Enlarge Enlarge Licensing

Notice the "El Tapatio" hot sauce next to the shoyu (soy sauce). I don't usually use it because I can't handle spicy/hot, although I do like a teaspoon of the Vietnamese hot chili sauce, which now comes in squeeze bottles, in hot soup with udon.
I don't think "El Tapatio" is available in Japan. If it were, though, I wonder if it would be a popular condiment at ramen shops and other Japanese food restaurants. Part of me would say yes, because most Japanese women my mother's age I know, have it at their homes.
I also wonder if using "El Tapatio" or the popular Vietnamese hot sauce makes Japanese udon bowls less authentically Japanese. This brings up whether authenticity is really a food/cultural issue or an ethnic/biological issue.
I believe it's a fine line between the two. On the one hand, if the "El Tapatio" condiment was labeled in Japanese, I think Japanese people both in and outside Japan would believe the condiment to be an authentic Japanese food condiment.

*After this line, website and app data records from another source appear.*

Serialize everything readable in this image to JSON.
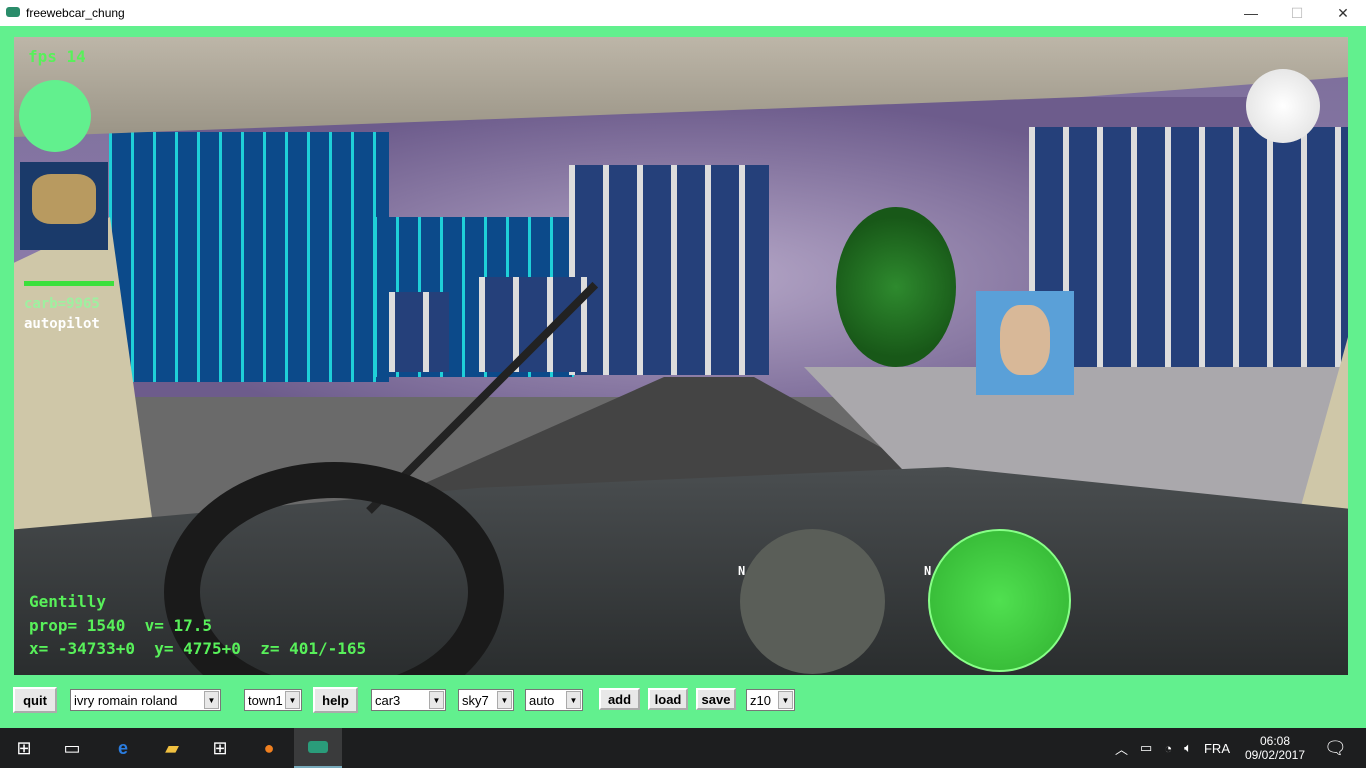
{
  "window": {
    "title": "freewebcar_chung",
    "minimize": "—",
    "maximize": "☐",
    "close": "✕"
  },
  "hud": {
    "fps": "fps 14",
    "carb": "carb=9965",
    "mode": "autopilot",
    "place": "Gentilly",
    "prop_line": "prop= 1540  v= 17.5",
    "coords": "x= -34733+0  y= 4775+0  z= 401/-165",
    "north_label": "N",
    "fuel_level": 1.0
  },
  "toolbar": {
    "quit": "quit",
    "location": "ivry romain roland",
    "town": "town1",
    "help": "help",
    "car": "car3",
    "sky": "sky7",
    "mode": "auto",
    "add": "add",
    "load": "load",
    "save": "save",
    "zoom": "z10"
  },
  "taskbar": {
    "icons": [
      "windows-start",
      "task-view",
      "edge",
      "file-explorer",
      "store",
      "firefox",
      "freewebcar"
    ],
    "lang": "FRA",
    "time": "06:08",
    "date": "09/02/2017"
  },
  "colors": {
    "frame": "#62f08e",
    "hud_text": "#58f05a"
  }
}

vkraus — Last modified Mar 30 2011 8:01 p.m.


Login or register
to contribute to the Nikkei Album

Welcome to the NEW Nikkei Album!

We've launched Nikkei Album in beta, so everyone can now start uploading and creating their own albums. There may be things that don't work quite right yet. Please email us to report any errors.

Browse the Nikkei Album

Get updates

Sign up for email updates

Journal feed
Events feed
Comments feed

Support this project

Discover Nikkei

Discover Nikkei is a place to connect with others and share the Nikkei experience. To continue to sustain and grow this project, we need your help!

Ways to help >>

A project of the Japanese American National Museum


Major support by The Nippon Foundation